ST. PETERSBURG, Fla. — As the Cross-Bay Ferry season winds down after a record-breaking year, Pinellas County leaders are pushing for the chance to change how it operates.
The Pinellas County Board of County Commissioners voted unanimously Tuesday to negotiate a new agreement for the ferry to ensure it's "making the best use of public dollars."
Pinellas County is currently part of an interlocal agreement with the city of St. Petersburg, Hillsborough County and the city of Tampa to subsidize the ferry that brings travelers across Tampa Bay. But before any changes can be made, the local governments will need to ditch the current contract to even open up the floor to new suggestions.
Pinellas County Administrator Barry Burton is set to issue a letter terminating the current agreement to which the other local governments will need to agree to by June 1. They'll then have until Aug. 15 to renegotiate a new Cross Bay Ferry agreement before the fall season begins.
“We received a lot of emails from people that support the ferry. We support the ferry too – that’s not the question. The questions are the terms and the transparency of the information provided in the agreement,” Burton said in a release.
What changes are the Pinellas County commissioners pushing for exactly? During Tuesday's meeting, they mentioned the need to get more data directly from the ferry operator, HMS Ferries, and the desire to have a more active role in finding long-term solutions for supporting future ferry service and expansion. According to the board, this includes identifying alternative funding sources.
St. Petersburg Mayor Ken Welch issued a statement expressing optimism that the local governments will be able to craft a new agreement and pushing for "full and consistent participation and information-sharing among all partners."
Here's his full statement:
"The Cross Bay Ferry for years now has served as an innovative transportation option to get from downtown St. Pete to downtown Tampa and avoid traffic congestion and unpredictable travel times on our bridges. The Ferry is an economic driver for cultural attractions and small businesses, as well as a job supporter as it induces locals and visitors alike to cross the bay and spend money within each of our communities. Increasing ridership and public sentiment for the service evidences the need to continue the service and make it a sustainable transportation option for the long term.

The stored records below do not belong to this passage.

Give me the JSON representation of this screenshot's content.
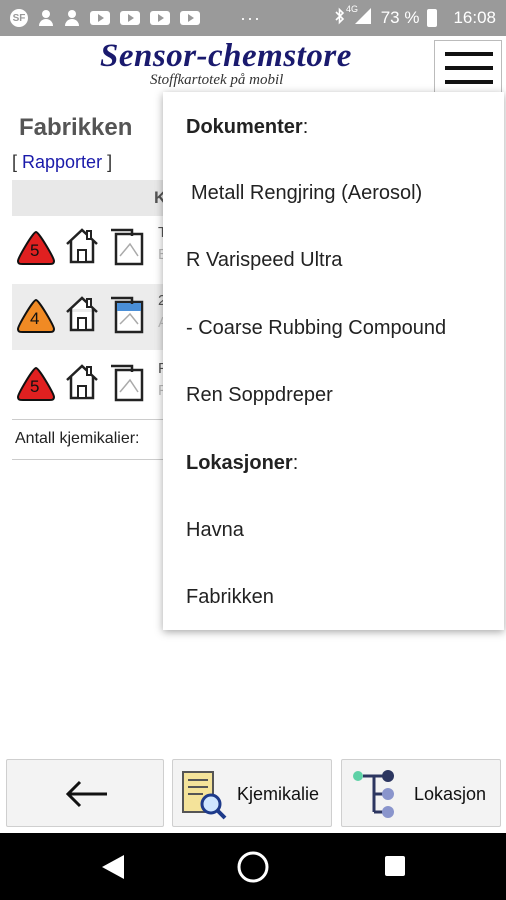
{
  "status_bar": {
    "network": "4G",
    "battery_text": "73 %",
    "time": "16:08",
    "sf_badge": "SF",
    "dots": "···"
  },
  "header": {
    "title": "Sensor-chemstore",
    "subtitle": "Stoffkartotek på mobil"
  },
  "page": {
    "title": "Fabrikken",
    "rapporter_open": "[ ",
    "rapporter_link": "Rapporter",
    "rapporter_close": " ]",
    "table_header_initial": "K",
    "rows": [
      {
        "hazard": "5",
        "hazard_color": "#e02020",
        "text": "T",
        "text2": "E"
      },
      {
        "hazard": "4",
        "hazard_color": "#f08a24",
        "text": "2",
        "text2": "A"
      },
      {
        "hazard": "5",
        "hazard_color": "#e02020",
        "text": "F",
        "text2": "F"
      }
    ],
    "antall_label": "Antall kjemikalier:"
  },
  "dropdown": {
    "documents_header": "Dokumenter",
    "documents_colon": ":",
    "documents": [
      "Metall Rengjring (Aerosol)",
      "R Varispeed Ultra",
      "- Coarse Rubbing Compound",
      "Ren Soppdreper"
    ],
    "locations_header": "Lokasjoner",
    "locations_colon": ":",
    "locations": [
      "Havna",
      "Fabrikken"
    ]
  },
  "bottom_bar": {
    "back_icon": "arrow-left-icon",
    "kjemikalie_label": "Kjemikalie",
    "lokasjon_label": "Lokasjon"
  },
  "colors": {
    "status_bar": "#9a9a9a",
    "logo_blue": "#1a1a6e",
    "link_blue": "#1a1aaa",
    "tree_green": "#5ed1a6",
    "tree_navy": "#2c3660",
    "tree_periwinkle": "#8a95cc"
  }
}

"Importantly, our city acknowledges the need for full and consistent participation and information-sharing among all partners, including Pinellas County, and we are optimistic we will be able to work together to craft an updated agreement. Let’s be mindful that the system must grow beyond what it is today to make a major impact on public transportation and traffic congestion, and there are many other pressing transportation needs that will require cooperation and investment, not the least of which is improving our primary bus service."